The assumption that a wife who has been forced to have sex with her husband feels the same outrage as a woman who has been raped by a stranger is not only unjustified but even unrealistic, Delhi High Court Judge C Hari Shankar said on Wednesday as he refused to strike down the marital rape exception in a split verdict.

“Disagreements, in married life, are but natural and, on occasion, may even lend strength to the marital bond,” Justice Shankar said in the order. “These disagreements could also extend to the bedroom.”

Justice Shankar, along with Justice Rajiv Shakdher, were part of the bench that heard a batch of petitions seeking to remove Exception 2 from the rape law under Section 375 of the Indian Penal Code. The exception states that forcible sexual intercourse by a man with his wife is not rape unless she is below 15 years of age.

In Wednesday’s verdict, while Justice Shakdher held that the exception is “unconstitutional” and sexual assault by the husband needs to be called out as rape, Justice Shankar said that he does not agree with the senior judge’s decision to strike down the immunity to husbands.

Justice Shankar said that among the primary distinction in the relationship between a wife and her husband, from all other relationships, was the “legitimate expectation of sex”.

“In this relationship, given its unique character and complexity, the legislature has, advisedly, felt that no allegation of ‘rape’ has place,” he opined. “Sex between a wife and a husband is, whether the petitioners seek to acknowledge it or not, sacred.”

He said that in any marriage, conjugal expectations were a “two-way street”, where “consent is given as a part of spousal intimacy” even if the will to engage is absent.

The judge added:

“If every such incidence is treated in a cut and dried manner as an incidence of marital rape then the only way partners in a marriage may survive would be by drawing up a detailed written agreement and the steps to be observed for courtship or mating or, by creating a detailed evidentiary record of every act of intimacy and/or by inviting a third party to act as a witness- none of which is healthy for the survival of the institution of marriage. This would be a blinkered approach to consent without having regard for the context.”

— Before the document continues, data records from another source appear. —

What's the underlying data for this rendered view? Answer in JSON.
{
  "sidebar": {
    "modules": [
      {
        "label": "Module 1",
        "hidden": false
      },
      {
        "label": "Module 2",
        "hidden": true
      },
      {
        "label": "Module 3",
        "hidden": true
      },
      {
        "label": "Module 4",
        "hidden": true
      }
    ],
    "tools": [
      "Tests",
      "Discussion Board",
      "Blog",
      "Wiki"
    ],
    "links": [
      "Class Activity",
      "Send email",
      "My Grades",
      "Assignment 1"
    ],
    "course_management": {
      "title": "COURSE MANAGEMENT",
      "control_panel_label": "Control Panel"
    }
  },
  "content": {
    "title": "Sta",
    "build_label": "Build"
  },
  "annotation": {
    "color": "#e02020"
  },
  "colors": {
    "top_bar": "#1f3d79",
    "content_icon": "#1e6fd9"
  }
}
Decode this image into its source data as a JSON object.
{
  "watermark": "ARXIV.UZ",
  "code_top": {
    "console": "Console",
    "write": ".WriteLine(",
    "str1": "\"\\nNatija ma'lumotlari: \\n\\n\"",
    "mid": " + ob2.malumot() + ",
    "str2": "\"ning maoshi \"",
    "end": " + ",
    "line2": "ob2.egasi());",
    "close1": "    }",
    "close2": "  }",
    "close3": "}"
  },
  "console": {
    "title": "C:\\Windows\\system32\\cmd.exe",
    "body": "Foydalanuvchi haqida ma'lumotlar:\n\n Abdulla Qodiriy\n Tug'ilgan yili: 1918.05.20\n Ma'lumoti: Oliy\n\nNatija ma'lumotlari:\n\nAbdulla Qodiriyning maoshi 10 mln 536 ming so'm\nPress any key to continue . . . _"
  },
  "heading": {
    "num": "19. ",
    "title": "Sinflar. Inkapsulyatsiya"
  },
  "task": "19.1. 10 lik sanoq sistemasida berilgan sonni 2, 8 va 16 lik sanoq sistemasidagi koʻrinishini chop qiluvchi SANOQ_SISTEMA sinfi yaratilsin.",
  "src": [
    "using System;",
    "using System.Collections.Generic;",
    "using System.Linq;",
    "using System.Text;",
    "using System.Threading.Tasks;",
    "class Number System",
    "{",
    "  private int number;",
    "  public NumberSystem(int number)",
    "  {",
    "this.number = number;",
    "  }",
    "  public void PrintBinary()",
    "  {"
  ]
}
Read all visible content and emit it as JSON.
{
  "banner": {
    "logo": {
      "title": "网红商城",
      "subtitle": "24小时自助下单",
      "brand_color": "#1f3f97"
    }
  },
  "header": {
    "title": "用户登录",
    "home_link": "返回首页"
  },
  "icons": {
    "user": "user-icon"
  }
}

— Justice Shankar

Justice Shankar also opined that bruises or injuries on a partner need not always mean they were subjected to cruelty or non-consensual sex.

“Given the age of sexual liberation that we live in, it is not possible to conclude whether the wife was exposed to sexual cruelty or non-consensual sex,” he wrote in the judgement. “...As they could be merely a manifestation of passion that may subsist between spouses when they indulge in sexual acts.”

In the 200-page verdict, Justice Shankar, however, agreed with the counsel for the petitioners that there can be no compromise on the sexual autonomy of women or the right of a woman to sexual and reproductive choice.

He also noted:

“Nor is a husband entitled, as of right, to have sex with his wife, against her will or consent. Conjugal rights, as counsel for the petitioners correctly assert, end where bodily autonomy begins. No court can, in this day and age, lend its imprimatur to any theory of a husband, by reason of marriage, being entitled, as a matter of right, to engage in sexual relations with his wife, at his will and pleasure. Sexual activities between man and woman, within or outside marriage, require, in legalspeak, consensus ad idem [mutual agreement].”

— Justice Shankar

Read the full judgement here.

‘A sex worker can say no legally, not married woman’

On the other hand, Justice Shakdher ruled that exception in the law protects men, who have forced non-consensual sex on their partner, from criminal prosecution under Section 376 (rape) of the Indian Penal Code.

“[A] sex- worker has been invested with the power to say ‘no’ by the law, but not a married woman,” Justice Shakdher said. “In a gangrape involving the husband of the victim, the co-accused will face the brunt of the rape law, but not the offending husband only because of his relationship with the victim.”

He added that Exception 2 of Section 375 leaves no room for the circumstances in which a wife may object to having sex with her husband.

“For example, a wife may refuse to engage in sexual activity with her husband when she is ill or is menstruating, or is unable to engage in sexual activity because of a sick child,” the senior judge wrote. “The wife may also want to keep away from sexual activity in a situation where the husband has contracted an infectious, sexually transmissible disease, such as HIV.”

He added: “The right to withdraw consent at any given point in time forms the core of the woman’s right to life and liberty, which encompasses her right to protect her physical and mental being. Non-consensual sex destroys this core by violating what is dear to her, which is her dignity, bodily integrity, autonomy and agency and the choice to procreate or even not to procreate.”

The case will now go to the Supreme Court.

Explainer: Why is marital rape not a crime in India – and can the courts make it one?